Start off with no more than 5 sprints per session. Sprint up the hill going nearly all out – shoot just short of 100% intensity. By sprinting at 95-97% intensity your body will recover better and will keep from suffering from fatigue. Push hard, then walk down to recover.
If you are just starting take all the time you need to recover. Time your overall workout and the number of trips up the hill. Your goal should be to increase the amount of work done in each session. Either run more times, or reduce the amount of time it takes to complete the session.
If you are running hill sprints for fat loss then work on keeping your rest periods shorter, but if you want to train for speed then rest completely with your recovery period reaching 5 minutes between sprints.
As you progress add another session per week, increase the length of your sprint (remember Jerry Rice’s hill was 2.5 miles long), and increase the amount of work done each session.
Start running hills and you will see a difference, a difference in your body composition, your energy levels, your performance, and your strength. Get your there and run some hills.
Read More on Hill Sprints
Hill sprinting is not new and there is much more you could read. Here are a few articles that you should take time to read. They include excellent information on adding hill sprints to your training.
- Charles Standly on Hill Sprints on BodyBuilding.com
- Hill Sprints for Fat Loss by Jason Ferruggia.
- Hill Sprints for Fast Fat Loss by Nia Shanks
- Keep it Simple by Ross Enamait
Get Out there and Hit the Hills
Running hills should be part of your training, so get out there and hit the hills.
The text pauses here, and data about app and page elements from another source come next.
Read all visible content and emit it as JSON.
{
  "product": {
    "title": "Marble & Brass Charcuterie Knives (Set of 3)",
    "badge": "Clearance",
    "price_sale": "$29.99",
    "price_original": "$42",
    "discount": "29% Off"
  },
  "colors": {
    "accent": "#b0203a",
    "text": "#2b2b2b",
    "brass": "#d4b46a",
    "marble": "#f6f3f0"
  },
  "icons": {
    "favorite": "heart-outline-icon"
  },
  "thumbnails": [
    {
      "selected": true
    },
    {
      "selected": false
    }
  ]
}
Also keep an eye out for side adventures where you can stop and hit the hills as well.
Let’s hear how you mix hill sprints into your training.